The entries below must be copied exactly as they are.
(Task inputs begins)
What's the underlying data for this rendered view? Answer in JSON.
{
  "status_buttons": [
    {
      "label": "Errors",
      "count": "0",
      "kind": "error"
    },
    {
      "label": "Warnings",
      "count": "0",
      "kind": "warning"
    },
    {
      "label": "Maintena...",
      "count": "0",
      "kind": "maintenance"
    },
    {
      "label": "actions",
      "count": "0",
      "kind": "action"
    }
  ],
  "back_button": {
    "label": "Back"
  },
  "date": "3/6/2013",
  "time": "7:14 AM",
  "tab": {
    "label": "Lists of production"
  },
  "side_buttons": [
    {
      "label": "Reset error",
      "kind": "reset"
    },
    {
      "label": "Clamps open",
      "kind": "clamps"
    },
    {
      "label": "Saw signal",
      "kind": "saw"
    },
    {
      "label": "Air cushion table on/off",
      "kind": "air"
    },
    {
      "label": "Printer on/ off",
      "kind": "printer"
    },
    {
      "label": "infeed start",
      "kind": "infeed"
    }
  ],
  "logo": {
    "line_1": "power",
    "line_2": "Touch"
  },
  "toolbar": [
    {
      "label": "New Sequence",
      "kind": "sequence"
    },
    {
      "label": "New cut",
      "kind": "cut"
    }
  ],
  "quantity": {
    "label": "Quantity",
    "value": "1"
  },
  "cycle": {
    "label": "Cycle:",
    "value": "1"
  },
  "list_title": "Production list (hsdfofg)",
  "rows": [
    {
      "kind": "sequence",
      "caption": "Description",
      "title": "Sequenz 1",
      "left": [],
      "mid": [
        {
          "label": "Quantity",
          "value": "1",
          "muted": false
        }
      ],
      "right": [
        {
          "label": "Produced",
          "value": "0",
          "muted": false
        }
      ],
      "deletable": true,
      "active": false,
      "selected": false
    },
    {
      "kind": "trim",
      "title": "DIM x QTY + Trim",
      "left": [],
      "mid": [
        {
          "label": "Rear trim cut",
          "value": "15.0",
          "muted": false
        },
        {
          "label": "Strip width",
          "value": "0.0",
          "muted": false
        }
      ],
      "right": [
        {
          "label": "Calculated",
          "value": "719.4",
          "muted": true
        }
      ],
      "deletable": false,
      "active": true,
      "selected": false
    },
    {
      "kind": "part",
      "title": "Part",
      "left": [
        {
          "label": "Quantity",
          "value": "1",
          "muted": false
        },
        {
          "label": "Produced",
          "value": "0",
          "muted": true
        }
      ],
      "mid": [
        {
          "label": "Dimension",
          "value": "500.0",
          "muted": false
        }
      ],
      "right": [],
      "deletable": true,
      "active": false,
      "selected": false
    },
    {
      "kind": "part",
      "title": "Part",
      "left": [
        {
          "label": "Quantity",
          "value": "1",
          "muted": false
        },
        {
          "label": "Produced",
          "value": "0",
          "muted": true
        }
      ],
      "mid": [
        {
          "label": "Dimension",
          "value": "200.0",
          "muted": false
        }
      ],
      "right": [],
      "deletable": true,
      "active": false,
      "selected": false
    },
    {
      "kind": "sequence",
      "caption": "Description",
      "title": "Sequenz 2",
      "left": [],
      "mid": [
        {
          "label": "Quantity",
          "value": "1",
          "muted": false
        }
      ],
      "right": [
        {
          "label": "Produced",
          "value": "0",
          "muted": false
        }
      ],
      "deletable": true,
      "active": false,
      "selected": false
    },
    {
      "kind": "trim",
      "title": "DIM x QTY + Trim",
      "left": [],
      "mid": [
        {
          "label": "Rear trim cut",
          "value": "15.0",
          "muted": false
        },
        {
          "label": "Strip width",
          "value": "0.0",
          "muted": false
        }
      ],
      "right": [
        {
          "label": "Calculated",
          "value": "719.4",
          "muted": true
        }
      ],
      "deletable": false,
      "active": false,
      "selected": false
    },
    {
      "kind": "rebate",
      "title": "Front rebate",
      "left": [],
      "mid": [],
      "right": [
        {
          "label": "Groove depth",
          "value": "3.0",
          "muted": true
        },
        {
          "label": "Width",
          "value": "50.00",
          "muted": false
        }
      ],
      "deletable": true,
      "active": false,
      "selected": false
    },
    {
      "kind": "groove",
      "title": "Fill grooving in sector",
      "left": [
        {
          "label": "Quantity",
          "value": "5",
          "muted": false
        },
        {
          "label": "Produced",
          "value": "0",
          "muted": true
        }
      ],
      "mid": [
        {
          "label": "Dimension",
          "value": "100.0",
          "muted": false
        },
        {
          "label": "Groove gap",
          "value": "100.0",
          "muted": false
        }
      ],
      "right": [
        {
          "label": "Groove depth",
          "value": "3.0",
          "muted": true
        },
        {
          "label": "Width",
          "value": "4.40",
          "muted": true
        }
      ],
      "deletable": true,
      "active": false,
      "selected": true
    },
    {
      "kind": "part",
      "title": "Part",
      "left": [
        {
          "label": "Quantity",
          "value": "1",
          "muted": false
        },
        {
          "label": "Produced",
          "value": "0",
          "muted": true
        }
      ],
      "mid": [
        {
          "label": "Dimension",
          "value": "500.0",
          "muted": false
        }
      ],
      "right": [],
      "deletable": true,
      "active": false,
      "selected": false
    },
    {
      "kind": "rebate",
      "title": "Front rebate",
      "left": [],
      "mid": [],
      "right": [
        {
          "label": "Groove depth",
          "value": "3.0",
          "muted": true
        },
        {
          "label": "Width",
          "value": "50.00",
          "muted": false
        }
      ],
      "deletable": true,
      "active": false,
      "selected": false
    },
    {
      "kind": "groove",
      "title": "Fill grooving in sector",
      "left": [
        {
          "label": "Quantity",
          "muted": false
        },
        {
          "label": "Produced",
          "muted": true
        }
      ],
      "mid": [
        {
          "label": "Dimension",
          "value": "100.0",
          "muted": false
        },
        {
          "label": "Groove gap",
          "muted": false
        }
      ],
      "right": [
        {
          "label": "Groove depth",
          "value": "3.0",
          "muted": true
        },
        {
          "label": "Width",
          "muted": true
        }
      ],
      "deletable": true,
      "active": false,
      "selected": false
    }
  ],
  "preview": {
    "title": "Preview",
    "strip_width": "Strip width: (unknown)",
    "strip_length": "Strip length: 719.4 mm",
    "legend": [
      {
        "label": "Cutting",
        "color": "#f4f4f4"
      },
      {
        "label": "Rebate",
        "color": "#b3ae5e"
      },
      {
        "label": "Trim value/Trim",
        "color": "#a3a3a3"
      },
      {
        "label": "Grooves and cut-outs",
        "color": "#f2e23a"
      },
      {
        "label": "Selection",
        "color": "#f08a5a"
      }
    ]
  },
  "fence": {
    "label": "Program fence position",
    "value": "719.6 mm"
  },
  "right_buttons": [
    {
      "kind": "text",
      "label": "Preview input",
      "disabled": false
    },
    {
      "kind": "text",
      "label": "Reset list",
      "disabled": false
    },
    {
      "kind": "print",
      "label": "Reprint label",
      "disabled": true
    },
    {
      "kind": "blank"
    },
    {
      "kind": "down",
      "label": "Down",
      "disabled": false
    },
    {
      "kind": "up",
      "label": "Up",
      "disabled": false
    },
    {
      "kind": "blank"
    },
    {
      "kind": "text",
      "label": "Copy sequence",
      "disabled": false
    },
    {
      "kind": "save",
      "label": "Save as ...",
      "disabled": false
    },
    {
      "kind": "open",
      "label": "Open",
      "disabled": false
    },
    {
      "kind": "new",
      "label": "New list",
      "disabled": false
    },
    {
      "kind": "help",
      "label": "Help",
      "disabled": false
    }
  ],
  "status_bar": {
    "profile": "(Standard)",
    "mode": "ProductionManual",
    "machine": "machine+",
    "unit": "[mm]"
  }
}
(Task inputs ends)
■ **Answer section**:
What's the underlying data for this rendered view? Answer in JSON.
{
  "status_buttons": [
    {
      "label": "Errors",
      "count": "0",
      "kind": "error"
    },
    {
      "label": "Warnings",
      "count": "0",
      "kind": "warning"
    },
    {
      "label": "Maintena...",
      "count": "0",
      "kind": "maintenance"
    },
    {
      "label": "actions",
      "count": "0",
      "kind": "action"
    }
  ],
  "back_button": {
    "label": "Back"
  },
  "date": "3/6/2013",
  "time": "7:14 AM",
  "tab": {
    "label": "Lists of production"
  },
  "side_buttons": [
    {
      "label": "Reset error",
      "kind": "reset"
    },
    {
      "label": "Clamps open",
      "kind": "clamps"
    },
    {
      "label": "Saw signal",
      "kind": "saw"
    },
    {
      "label": "Air cushion table on/off",
      "kind": "air"
    },
    {
      "label": "Printer on/ off",
      "kind": "printer"
    },
    {
      "label": "infeed start",
      "kind": "infeed"
    }
  ],
  "logo": {
    "line_1": "power",
    "line_2": "Touch"
  },
  "toolbar": [
    {
      "label": "New Sequence",
      "kind": "sequence"
    },
    {
      "label": "New cut",
      "kind": "cut"
    }
  ],
  "quantity": {
    "label": "Quantity",
    "value": "1"
  },
  "cycle": {
    "label": "Cycle:",
    "value": "1"
  },
  "list_title": "Production list (hsdfofg)",
  "rows": [
    {
      "kind": "sequence",
      "caption": "Description",
      "title": "Sequenz 1",
      "left": [],
      "mid": [
        {
          "label": "Quantity",
          "value": "1",
          "muted": false
        }
      ],
      "right": [
        {
          "label": "Produced",
          "value": "0",
          "muted": false
        }
      ],
      "deletable": true,
      "active": false,
      "selected": false
    },
    {
      "kind": "trim",
      "title": "DIM x QTY + Trim",
      "left": [],
      "mid": [
        {
          "label": "Rear trim cut",
          "value": "15.0",
          "muted": false
        },
        {
          "label": "Strip width",
          "value": "0.0",
          "muted": false
        }
      ],
      "right": [
        {
          "label": "Calculated",
          "value": "719.4",
          "muted": true
        }
      ],
      "deletable": false,
      "active": true,
      "selected": false
    },
    {
      "kind": "part",
      "title": "Part",
      "left": [
        {
          "label": "Quantity",
          "value": "1",
          "muted": false
        },
        {
          "label": "Produced",
          "value": "0",
          "muted": true
        }
      ],
      "mid": [
        {
          "label": "Dimension",
          "value": "500.0",
          "muted": false
        }
      ],
      "right": [],
      "deletable": true,
      "active": false,
      "selected": false
    },
    {
      "kind": "part",
      "title": "Part",
      "left": [
        {
          "label": "Quantity",
          "value": "1",
          "muted": false
        },
        {
          "label": "Produced",
          "value": "0",
          "muted": true
        }
      ],
      "mid": [
        {
          "label": "Dimension",
          "value": "200.0",
          "muted": false
        }
      ],
      "right": [],
      "deletable": true,
      "active": false,
      "selected": false
    },
    {
      "kind": "sequence",
      "caption": "Description",
      "title": "Sequenz 2",
      "left": [],
      "mid": [
        {
          "label": "Quantity",
          "value": "1",
          "muted": false
        }
      ],
      "right": [
        {
          "label": "Produced",
          "value": "0",
          "muted": false
        }
      ],
      "deletable": true,
      "active": false,
      "selected": false
    },
    {
      "kind": "trim",
      "title": "DIM x QTY + Trim",
      "left": [],
      "mid": [
        {
          "label": "Rear trim cut",
          "value": "15.0",
          "muted": false
        },
        {
          "label": "Strip width",
          "value": "0.0",
          "muted": false
        }
      ],
      "right": [
        {
          "label": "Calculated",
          "value": "719.4",
          "muted": true
        }
      ],
      "deletable": false,
      "active": false,
      "selected": false
    },
    {
      "kind": "rebate",
      "title": "Front rebate",
      "left": [],
      "mid": [],
      "right": [
        {
          "label": "Groove depth",
          "value": "3.0",
          "muted": true
        },
        {
          "label": "Width",
          "value": "50.00",
          "muted": false
        }
      ],
      "deletable": true,
      "active": false,
      "selected": false
    },
    {
      "kind": "groove",
      "title": "Fill grooving in sector",
      "left": [
        {
          "label": "Quantity",
          "value": "5",
          "muted": false
        },
        {
          "label": "Produced",
          "value": "0",
          "muted": true
        }
      ],
      "mid": [
        {
          "label": "Dimension",
          "value": "100.0",
          "muted": false
        },
        {
          "label": "Groove gap",
          "value": "100.0",
          "muted": false
        }
      ],
      "right": [
        {
          "label": "Groove depth",
          "value": "3.0",
          "muted": true
        },
        {
          "label": "Width",
          "value": "4.40",
          "muted": true
        }
      ],
      "deletable": true,
      "active": false,
      "selected": true
    },
    {
      "kind": "part",
      "title": "Part",
      "left": [
        {
          "label": "Quantity",
          "value": "1",
          "muted": false
        },
        {
          "label": "Produced",
          "value": "0",
          "muted": true
        }
      ],
      "mid": [
        {
          "label": "Dimension",
          "value": "500.0",
          "muted": false
        }
      ],
      "right": [],
      "deletable": true,
      "active": false,
      "selected": false
    },
    {
      "kind": "rebate",
      "title": "Front rebate",
      "left": [],
      "mid": [],
      "right": [
        {
          "label": "Groove depth",
          "value": "3.0",
          "muted": true
        },
        {
          "label": "Width",
          "value": "50.00",
          "muted": false
        }
      ],
      "deletable": true,
      "active": false,
      "selected": false
    },
    {
      "kind": "groove",
      "title": "Fill grooving in sector",
      "left": [
        {
          "label": "Quantity",
          "muted": false
        },
        {
          "label": "Produced",
          "muted": true
        }
      ],
      "mid": [
        {
          "label": "Dimension",
          "value": "100.0",
          "muted": false
        },
        {
          "label": "Groove gap",
          "muted": false
        }
      ],
      "right": [
        {
          "label": "Groove depth",
          "value": "3.0",
          "muted": true
        },
        {
          "label": "Width",
          "muted": true
        }
      ],
      "deletable": true,
      "active": false,
      "selected": false
    }
  ],
  "preview": {
    "title": "Preview",
    "strip_width": "Strip width: (unknown)",
    "strip_length": "Strip length: 719.4 mm",
    "legend": [
      {
        "label": "Cutting",
        "color": "#f4f4f4"
      },
      {
        "label": "Rebate",
        "color": "#b3ae5e"
      },
      {
        "label": "Trim value/Trim",
        "color": "#a3a3a3"
      },
      {
        "label": "Grooves and cut-outs",
        "color": "#f2e23a"
      },
      {
        "label": "Selection",
        "color": "#f08a5a"
      }
    ]
  },
  "fence": {
    "label": "Program fence position",
    "value": "719.6 mm"
  },
  "right_buttons": [
    {
      "kind": "text",
      "label": "Preview input",
      "disabled": false
    },
    {
      "kind": "text",
      "label": "Reset list",
      "disabled": false
    },
    {
      "kind": "print",
      "label": "Reprint label",
      "disabled": true
    },
    {
      "kind": "blank"
    },
    {
      "kind": "down",
      "label": "Down",
      "disabled": false
    },
    {
      "kind": "up",
      "label": "Up",
      "disabled": false
    },
    {
      "kind": "blank"
    },
    {
      "kind": "text",
      "label": "Copy sequence",
      "disabled": false
    },
    {
      "kind": "save",
      "label": "Save as ...",
      "disabled": false
    },
    {
      "kind": "open",
      "label": "Open",
      "disabled": false
    },
    {
      "kind": "new",
      "label": "New list",
      "disabled": false
    },
    {
      "kind": "help",
      "label": "Help",
      "disabled": false
    }
  ],
  "status_bar": {
    "profile": "(Standard)",
    "mode": "ProductionManual",
    "machine": "machine+",
    "unit": "[mm]"
  }
}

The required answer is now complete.